Since January 2020, 78,278 have tested positive for the novel coronavirus in B.C.

Cannabis bought in British Columbia (Ashley Wadhwani/Black Press Media)
Is it time to start thinking about greener ways to package cannabis?

Packaging suppliers are still figuring eco-friendly and affordable packaging options that fit the mandates of Cannabis Regulations

A health-care worker prepares a dose of the Pfizer-BioNTech COVID-19 vaccine at a UHN COVID-19 vaccine clinic in Toronto on Thursday, January 7, 2021. (THE CANADIAN PRESS/Nathan Denette)
Vaccinating essential workers before seniors in B.C. could save lives: experts

A new study says the switch could also save up to $230 million in provincial health-care costs

Join Black Press Media and Do Some Good
Join Black Press Media and Do Some Good

Pay it Forward program supports local businesses in their community giving

The late Michael Gregory, 57, is accused of sexually exploiting six junior high students between 1999 and 2005. (Pixabay)
Former Alberta teacher accused of sexually assaulting students found dead in B.C.

Mounties say Michael Gregory’s death has been deemed ‘non-suspicious’

According to a new poll, a majority of Canadians want to see illicit drugs decriminalized. (THE ASSOCIATED PRESS)
Majority of Canadians think it’s high time to decriminalize illicit drugs: poll

More than two-times the B.C. residents know someone who died from an overdose compared to rest of Canada

Ranchero Deep Creek firefighters respond to a blaze involving two adjacent structures at a property off of Deep Creek Road on Sunday, Feb. 21. The buildings were believed to have been used as part of a cannabis growing operation, and RCMP are investigating. (Sean Coubrough/CSRD photo)
Ranchero Deep Creek firefighters respond to a blaze involving two adjacent structures at a property off of Deep Creek Road on Sunday, Feb. 21. The buildings were believed to have been used as part of a cannabis growing operation, and RCMP are investigating. (Sean Coubrough/CSRD photo)
Shuswap firefighters responding to structure blaze find cannabis grow operation

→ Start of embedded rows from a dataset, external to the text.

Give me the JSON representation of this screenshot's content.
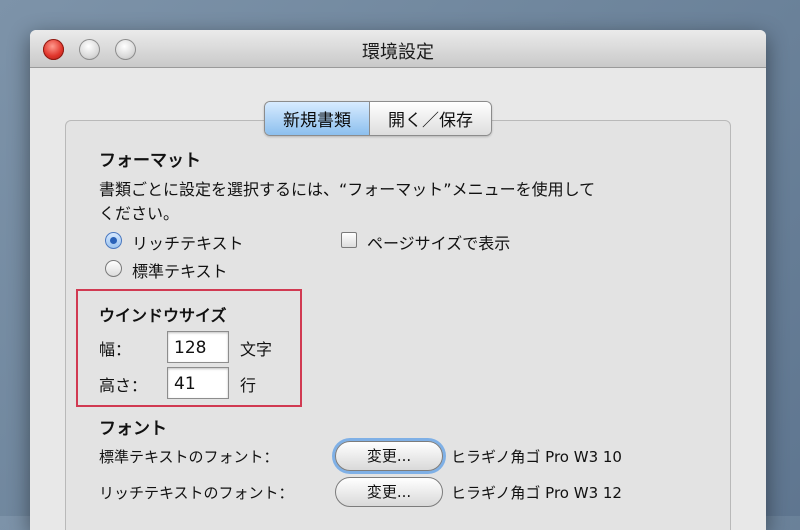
{
  "window": {
    "title": "環境設定"
  },
  "tabs": [
    {
      "label": "新規書類",
      "active": true
    },
    {
      "label": "開く／保存",
      "active": false
    }
  ],
  "format": {
    "heading": "フォーマット",
    "description_line1": "書類ごとに設定を選択するには、“フォーマット”メニューを使用して",
    "description_line2": "ください。",
    "rich_text_label": "リッチテキスト",
    "plain_text_label": "標準テキスト",
    "selected": "リッチテキスト",
    "show_page_size_label": "ページサイズで表示",
    "show_page_size_checked": false
  },
  "window_size": {
    "heading": "ウインドウサイズ",
    "width_label": "幅：",
    "width_value": "128",
    "width_unit": "文字",
    "height_label": "高さ：",
    "height_value": "41",
    "height_unit": "行"
  },
  "font": {
    "heading": "フォント",
    "plain_label": "標準テキストのフォント：",
    "plain_button": "変更...",
    "plain_value": "ヒラギノ角ゴ Pro W3 10",
    "rich_label": "リッチテキストのフォント：",
    "rich_button": "変更...",
    "rich_value": "ヒラギノ角ゴ Pro W3 12"
  },
  "colors": {
    "highlight_box": "#d13a52",
    "active_tab": "#8cbfee",
    "close_button": "#e0352b"
  },
  "icons": [
    "close-icon",
    "minimize-icon",
    "zoom-icon",
    "radio-icon",
    "checkbox-icon"
  ]
}
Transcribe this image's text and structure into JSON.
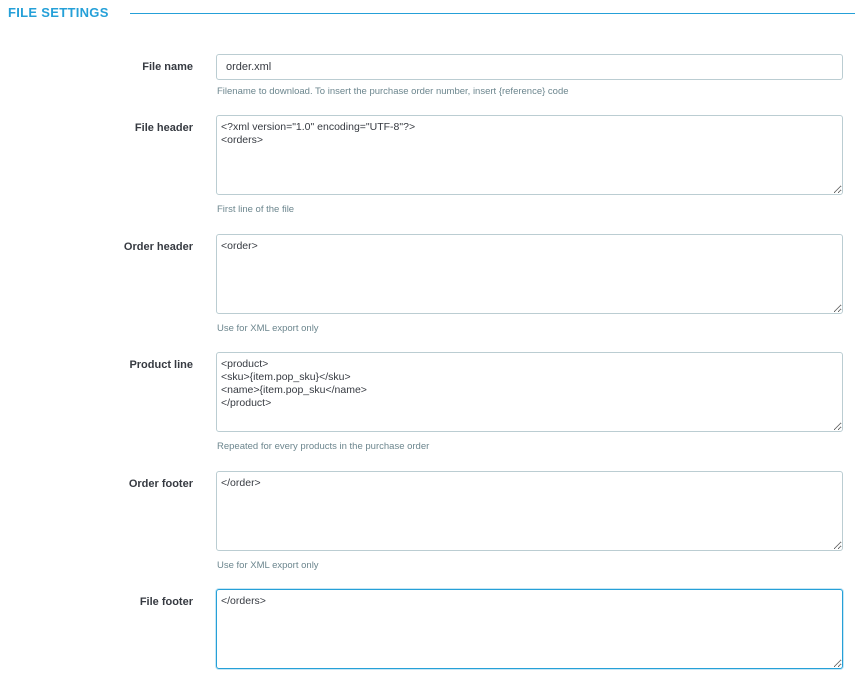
{
  "section": {
    "title": "FILE SETTINGS"
  },
  "colors": {
    "accent": "#25a0d8",
    "border": "#bbcdd2",
    "help_text": "#6c868e",
    "label_text": "#363a41"
  },
  "fields": {
    "file_name": {
      "label": "File name",
      "value": "order.xml",
      "help": "Filename to download. To insert the purchase order number, insert {reference} code"
    },
    "file_header": {
      "label": "File header",
      "value": "<?xml version=\"1.0\" encoding=\"UTF-8\"?>\n<orders>",
      "help": "First line of the file"
    },
    "order_header": {
      "label": "Order header",
      "value": "<order>",
      "help": "Use for XML export only"
    },
    "product_line": {
      "label": "Product line",
      "value": "<product>\n<sku>{item.pop_sku}</sku>\n<name>{item.pop_sku</name>\n</product>",
      "help": "Repeated for every products in the purchase order"
    },
    "order_footer": {
      "label": "Order footer",
      "value": "</order>",
      "help": "Use for XML export only"
    },
    "file_footer": {
      "label": "File footer",
      "value": "</orders>",
      "focused": true
    }
  }
}
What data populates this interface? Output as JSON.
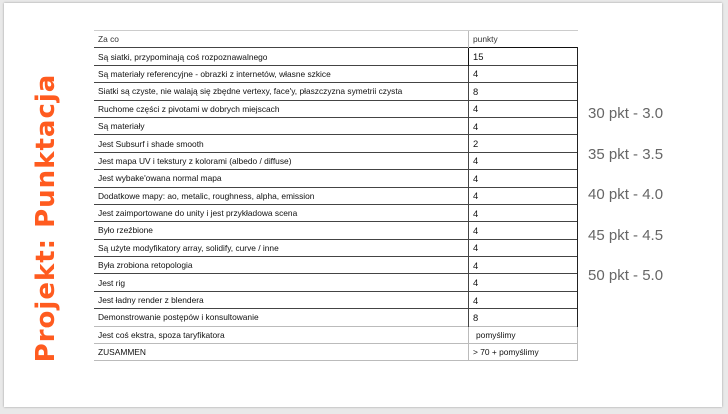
{
  "title": "Projekt: Punktacja",
  "table": {
    "header": {
      "label": "Za co",
      "points": "punkty"
    },
    "rows": [
      {
        "label": "Są siatki, przypominają coś rozpoznawalnego",
        "points": "15"
      },
      {
        "label": "Są materiały referencyjne - obrazki z internetów, własne szkice",
        "points": "4"
      },
      {
        "label": "Siatki są czyste, nie walają się zbędne vertexy, face'y, płaszczyzna symetrii czysta",
        "points": "8"
      },
      {
        "label": "Ruchome części z pivotami w dobrych miejscach",
        "points": "4"
      },
      {
        "label": "Są materiały",
        "points": "4"
      },
      {
        "label": "Jest Subsurf i shade smooth",
        "points": "2"
      },
      {
        "label": "Jest mapa UV i tekstury z kolorami (albedo / diffuse)",
        "points": "4"
      },
      {
        "label": "Jest wybake'owana normal mapa",
        "points": "4"
      },
      {
        "label": "Dodatkowe mapy: ao, metalic, roughness, alpha, emission",
        "points": "4"
      },
      {
        "label": "Jest zaimportowane do unity i jest przykładowa scena",
        "points": "4"
      },
      {
        "label": "Było rzeźbione",
        "points": "4"
      },
      {
        "label": "Są użyte modyfikatory array, solidify, curve / inne",
        "points": "4"
      },
      {
        "label": "Była zrobiona retopologia",
        "points": "4"
      },
      {
        "label": "Jest rig",
        "points": "4"
      },
      {
        "label": "Jest ładny render z blendera",
        "points": "4"
      },
      {
        "label": "Demonstrowanie postępów i konsultowanie",
        "points": "8"
      },
      {
        "label": "Jest coś ekstra, spoza taryfikatora",
        "points": "pomyślimy"
      }
    ],
    "total": {
      "label": "ZUSAMMEN",
      "points": "> 70 + pomyślimy"
    }
  },
  "grades": [
    "30 pkt - 3.0",
    "35 pkt - 3.5",
    "40 pkt - 4.0",
    "45 pkt - 4.5",
    "50 pkt - 5.0"
  ],
  "colors": {
    "title": "#ff5b1f",
    "grades": "#666666",
    "slide_bg": "#ffffff",
    "canvas_bg": "#e9e9e9"
  }
}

RCMP investigating, attempting to track down owner of property

(Stock photo)
EDITORIAL: The freedom to read

Books have been challenged many times in the past

Most Read